ConocoPhillips' core Permian basin business is “an asset that keeps getting better and better” and is set to grow production about 7% annually through 2032, said executive vice-president Nick Olds.
Speaking to analysts and investors at Houston-based ConocoPhillips’ investor day meeting Apr. 12, Olds—who oversees the company’s operations in the US Lower 48—said the company’s roughly 910,000 acres in the Delaware and Midland basins are expected to generate about $45 billion in free cash flow through 2032, assuming a $60/bbl price for West Texas Intermediate.
In the Permian, the Delaware basin will be the primary growth engine, Olds said. Key to putting up high-single-digit growth in coming years will be taking advantage of operational efficiencies: Since 2019, ConocoPhillips’ equivalent bbl/ft drilled has grown about 30%. The Midland basin, which accounts for about one-third of ConocoPhillips’ inventory, is set to grow more slowly.
Addressing the idea that ConocoPhillips could be investing more in growing its Permian output, executive vice-president Dominic Macklon said the company is looking for the portfolio sweet spot between shorter-cycle projects and low-decline areas around the world. ConocoPhillips is prizing predictability over production, he said.
“We believe it’s very important and valuable to maintain diversity in our portfolio,” Macklon said. “We want to maintain that balance.”
During the extended presentation—headlined by a forecast of at least $115 billion in free cash flow by 2032 and $10 billion in average annual capital expenditures—the company provided the following North America development plan guidance:
- In Alaska, ConocoPhillips will drill 65 new wells in existing Coyote and Nuna projects at a project cost of about $1 billion annually. Work will be a combination of infill drilling and step-out pads and will aim to add 40,000 boe/d at peak production. In the Willow project—approved by the Biden administration early this month but facing lawsuits—the company plans to spend $7-7.5 billion by 2028 before first oil in 2029 (OGJ Online, Apr. 3, 2023). Senior vice-president Andy O’Brien said the company expects to then quickly reach peak production of 180,000 boe/d.
- In the Montney formation in Alberta, ConocoPhillips plans to add a second rig in 2024 and run one continuous frac crew.

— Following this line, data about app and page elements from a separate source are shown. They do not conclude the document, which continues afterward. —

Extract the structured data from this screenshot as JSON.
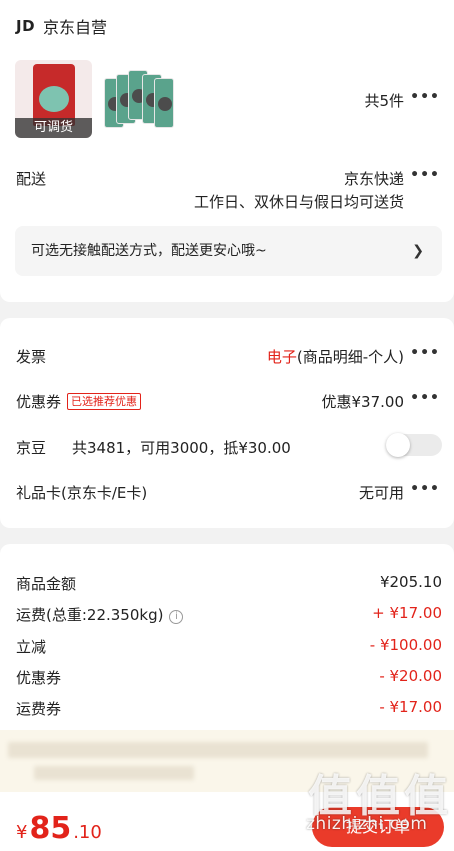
{
  "store": {
    "logo": "JD",
    "name": "京东自营"
  },
  "products": {
    "first_tag": "可调货",
    "count": "共5件"
  },
  "delivery": {
    "label": "配送",
    "method": "京东快递",
    "schedule": "工作日、双休日与假日均可送货",
    "notice": "可选无接触配送方式，配送更安心哦~"
  },
  "invoice": {
    "label": "发票",
    "type": "电子",
    "detail": "(商品明细-个人)"
  },
  "coupon": {
    "label": "优惠券",
    "badge": "已选推荐优惠",
    "value": "优惠¥37.00"
  },
  "jingdou": {
    "label": "京豆",
    "text": "共3481，可用3000，抵¥30.00",
    "enabled": false
  },
  "giftcard": {
    "label": "礼品卡(京东卡/E卡)",
    "value": "无可用"
  },
  "summary": {
    "goods_label": "商品金额",
    "goods_value": "¥205.10",
    "shipping_label": "运费(总重:22.350kg)",
    "shipping_value": "+ ¥17.00",
    "discount_label": "立减",
    "discount_value": "- ¥100.00",
    "coupon_label": "优惠券",
    "coupon_value": "- ¥20.00",
    "shipping_off_label": "运费券",
    "shipping_off_value": "- ¥17.00"
  },
  "total": {
    "currency": "¥",
    "integer": "85",
    "decimal": ".10"
  },
  "submit_label": "提交订单",
  "watermark": {
    "glyphs": "值",
    "site": "zhizhizhi.com"
  },
  "colors": {
    "accent": "#e2231a",
    "button": "#ea3b2a"
  }
}
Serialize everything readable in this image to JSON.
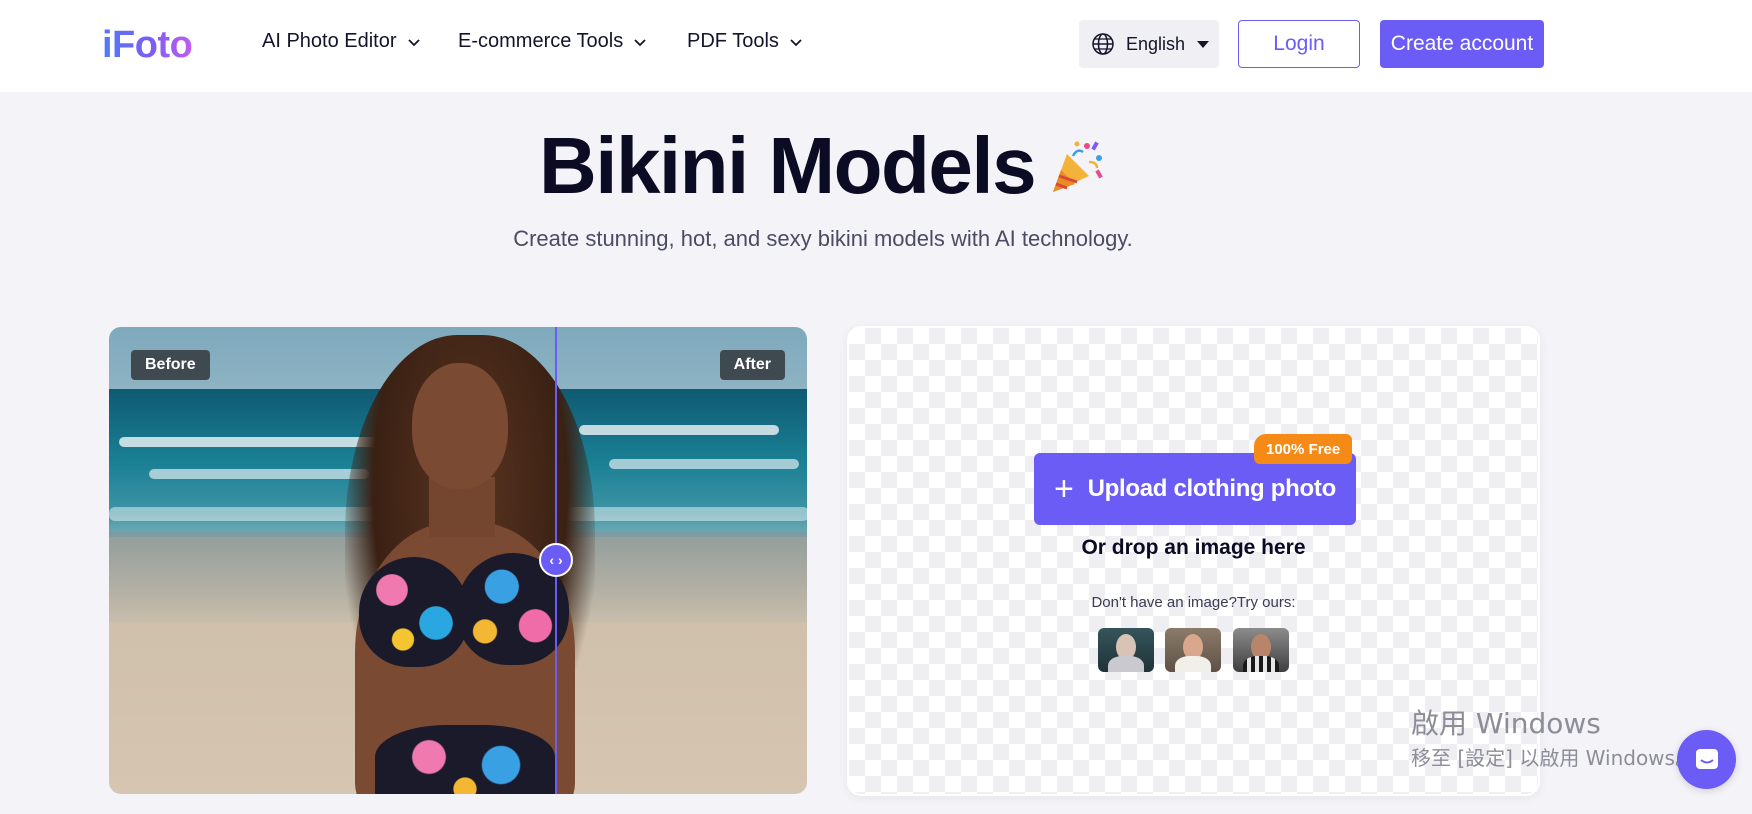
{
  "header": {
    "logo": "iFoto",
    "nav": [
      {
        "label": "AI Photo Editor"
      },
      {
        "label": "E-commerce Tools"
      },
      {
        "label": "PDF Tools"
      }
    ],
    "language": "English",
    "login_label": "Login",
    "create_label": "Create account"
  },
  "hero": {
    "title": "Bikini Models",
    "subtitle": "Create stunning, hot, and sexy bikini models with AI technology."
  },
  "compare": {
    "before_label": "Before",
    "after_label": "After",
    "handle_glyph": "‹ ›",
    "slider_position": 0.64
  },
  "upload": {
    "button_label": "Upload clothing photo",
    "badge": "100% Free",
    "drop_text": "Or drop an image here",
    "try_text": "Don't have an image?Try ours:",
    "samples": [
      "sample-woman-light",
      "sample-woman-dark-hair",
      "sample-man"
    ]
  },
  "watermark": {
    "line1": "啟用 Windows",
    "line2": "移至 [設定] 以啟用 Windows。"
  },
  "colors": {
    "accent": "#6b5cf6",
    "badge": "#f58b16",
    "background": "#f3f3f8"
  }
}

Over time, O'Brien said, that business could grow production by about 100,000 boe/d over the next decade from a base of about 30,000 boe/d in 2023.
- In the Surmont oil sands, where ConocoPhillips’ production hit a record 80,000 boe/d in second-half 2022, the company will this year drill its first new pad since 2016. The company’s cost of supply is expected to be less than $15/bbl.
Shares of ConocoPhillips (Ticker: COP) were changing hands around $108 in midday trading Apr. 14. Shares closed at $106.76 the evening prior to release of the 10-year plan and have lost about 8% of their value over the past 6 months.